Turn up the heat, turn down the price in "hot" cities.
If you've always wanted to see Las Vegas but need a sure bet on low pricing, visit Sin City in July and August when hotels are clamoring for guests.
"Don't let 115 degrees on the thermometer scare you," said SRI Travel & Promotion owner Renee Werbin, who points out that "Everything is air conditioned and you can take trams between hotels."
Miami is also a good bet for cheap travel in the summertime, and the traditionally hot and humid summers of New Orleans mean you can also find some fabulous deals in the Big Easy.
Winter is easy on the wallet and full of options.
There may be a gray sky behind the Eiffel Tower or Big Ben when you take your vacation photos, but that's nothing a little photo editing can't fix. Nothing beats Europe in the fall and winter if you want more bang for your buck.
"Common sense is always your guide. Travel to Europe in the winter months and stay in deluxe accommodations that would cost substantially more in spring and summer seasons," said Werbin.
A Canadian (non-ski) holiday is also something to consider if you can handle the cold temperatures that usually freeze the prices at lower-than-normal numbers. And if you're looking for something exotic, Asia is usually on sale as well.
"Asian prices always drop during winter months; even Tokyo can be a bargain prospect in January and February," said Travelzoo Senior Editor Gabe Saglie.
Of course there's an exception to the winter discounts: unless you're extremely flexible, it's usually hard to find a deal between Christmas and New Year's Eve.
You'll also be hard-pressed to find a safari on a clearance rack, but if you want to do it for the lowest price possible, go during the hotter, rainier season in southern and central Africa between November and February. But keep in mind that there's a school holiday in December, so November, January and February are the best bets.

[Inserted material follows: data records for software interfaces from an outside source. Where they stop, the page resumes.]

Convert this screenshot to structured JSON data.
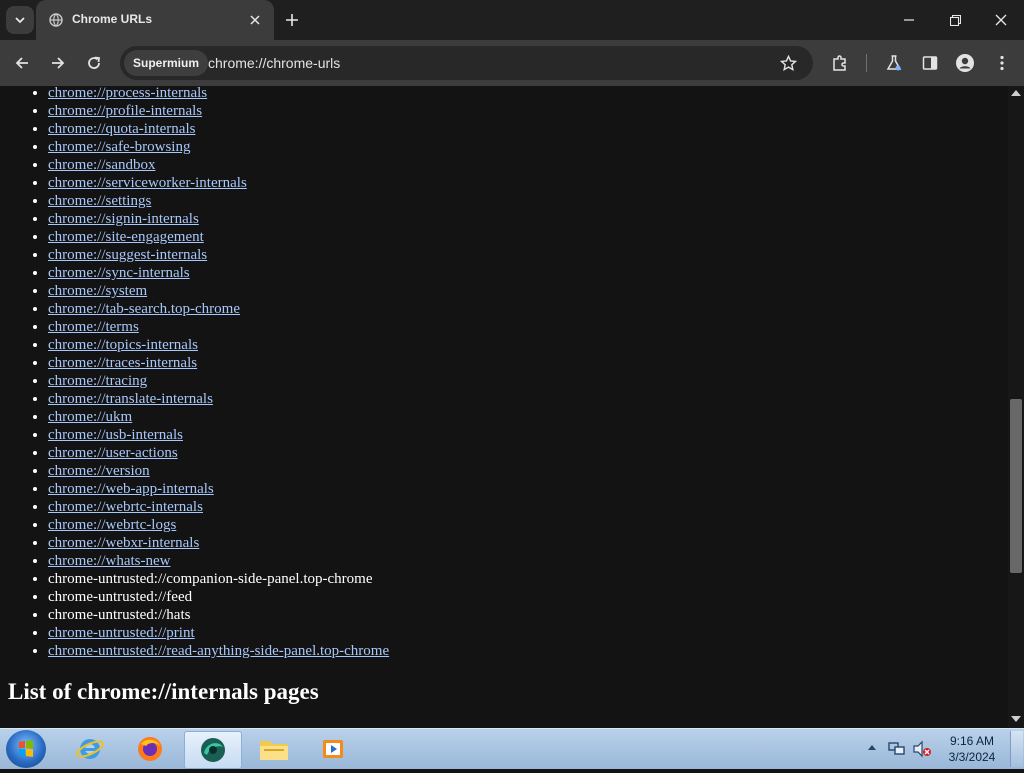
{
  "tab": {
    "title": "Chrome URLs"
  },
  "toolbar": {
    "chip_label": "Supermium",
    "url": "chrome://chrome-urls"
  },
  "links": [
    {
      "text": "chrome://process-internals",
      "is_link": true
    },
    {
      "text": "chrome://profile-internals",
      "is_link": true
    },
    {
      "text": "chrome://quota-internals",
      "is_link": true
    },
    {
      "text": "chrome://safe-browsing",
      "is_link": true
    },
    {
      "text": "chrome://sandbox",
      "is_link": true
    },
    {
      "text": "chrome://serviceworker-internals",
      "is_link": true
    },
    {
      "text": "chrome://settings",
      "is_link": true
    },
    {
      "text": "chrome://signin-internals",
      "is_link": true
    },
    {
      "text": "chrome://site-engagement",
      "is_link": true
    },
    {
      "text": "chrome://suggest-internals",
      "is_link": true
    },
    {
      "text": "chrome://sync-internals",
      "is_link": true
    },
    {
      "text": "chrome://system",
      "is_link": true
    },
    {
      "text": "chrome://tab-search.top-chrome",
      "is_link": true
    },
    {
      "text": "chrome://terms",
      "is_link": true
    },
    {
      "text": "chrome://topics-internals",
      "is_link": true
    },
    {
      "text": "chrome://traces-internals",
      "is_link": true
    },
    {
      "text": "chrome://tracing",
      "is_link": true
    },
    {
      "text": "chrome://translate-internals",
      "is_link": true
    },
    {
      "text": "chrome://ukm",
      "is_link": true
    },
    {
      "text": "chrome://usb-internals",
      "is_link": true
    },
    {
      "text": "chrome://user-actions",
      "is_link": true
    },
    {
      "text": "chrome://version",
      "is_link": true
    },
    {
      "text": "chrome://web-app-internals",
      "is_link": true
    },
    {
      "text": "chrome://webrtc-internals",
      "is_link": true
    },
    {
      "text": "chrome://webrtc-logs",
      "is_link": true
    },
    {
      "text": "chrome://webxr-internals",
      "is_link": true
    },
    {
      "text": "chrome://whats-new",
      "is_link": true
    },
    {
      "text": "chrome-untrusted://companion-side-panel.top-chrome",
      "is_link": false
    },
    {
      "text": "chrome-untrusted://feed",
      "is_link": false
    },
    {
      "text": "chrome-untrusted://hats",
      "is_link": false
    },
    {
      "text": "chrome-untrusted://print",
      "is_link": true
    },
    {
      "text": "chrome-untrusted://read-anything-side-panel.top-chrome",
      "is_link": true
    }
  ],
  "section_heading": "List of chrome://internals pages",
  "taskbar": {
    "apps": [
      "internet-explorer-icon",
      "firefox-icon",
      "supermium-icon",
      "file-explorer-icon",
      "media-player-icon"
    ],
    "time": "9:16 AM",
    "date": "3/3/2024"
  },
  "colors": {
    "link": "#a8c7fa",
    "page_bg": "#131313",
    "tab_bg": "#3c3c3c",
    "titlebar_bg": "#1f1f1f"
  }
}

"Our winter time is hot, hot, hot down in South Africa, which is when you'll see some savings," said Freedman.
Werbin said she reminds her clients, "Animals are never on vacation."